Bobwhite Qauil are the most populous type of quail and have a close relation to the California Quail and Scaled Quail, which are found in the eastern part of the United States and Mexico. Quail are extremely versatile birds and can survive in a multitude of climates and eat ove
r 600 different kinds of food, which mostly consist of seeds, weeds, grains and berries. Although Bobwhite Quail are very adaptable, starvation or freezing to death may occur when there is too much snow.
Bobwhite Quail have an eating pattern consistent with other upland birds, eating in the morning, gathering gravel and loafing in a secluded area in the afternoon and eating again later on in the day. Bobwhite Quail tend to rise late in the day, waiting until midmorning to feed.
Living often in wooded areas, Bobwhite Quail can normally be found near water supplies or freshly harvested fields. Typically Bobwhite Quail roost in conveys of 10-20 birds sitting tail to tail in a circle so they easily spot predators and conserve heat. Bobwhite Quail are monogamous creatures and the male takes responsibility in constructing the nest for the female.
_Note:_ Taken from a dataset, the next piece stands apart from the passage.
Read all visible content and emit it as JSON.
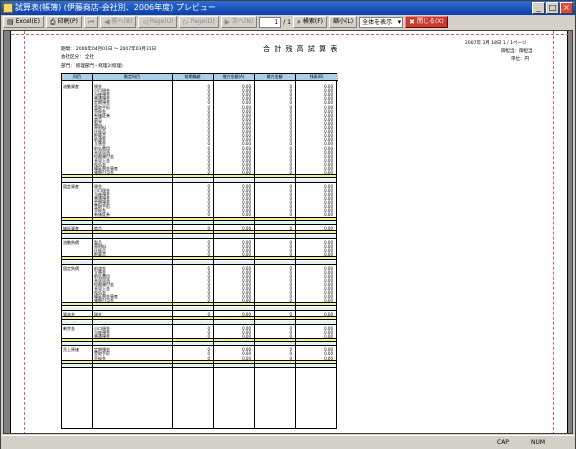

Bobwhite Quail tend to freeze when they see danger and fly erratically once flushed, just like the mourning dove and woodcock. They don't fly far, usually only a couple hundred yards, making it possible to flush them multiple times.
When hunting bobwhite Quail most upland hunters prefer to use a 20-gauge shotgun with size 8 field loads. Pointing dogs are necessary when quail hunting because they allow the hunter to get into range for a shot before the birds flush. Once they do flush, it's a scattered, hectic mess in the sky, so it's best to isolate one or two birds to take a shot rather than shooting at the flock. (Also look out for stragglers who hold tight until the initial excitement is finished and then flush).
Another good technique to use for all quail is the walk and wait one - walk a couple feet to a suspicious-looking clump of cover and then wait for a half a minute before moving on again. If there are birds in the cover, your waiting will make them nervous and probably cause them to flush.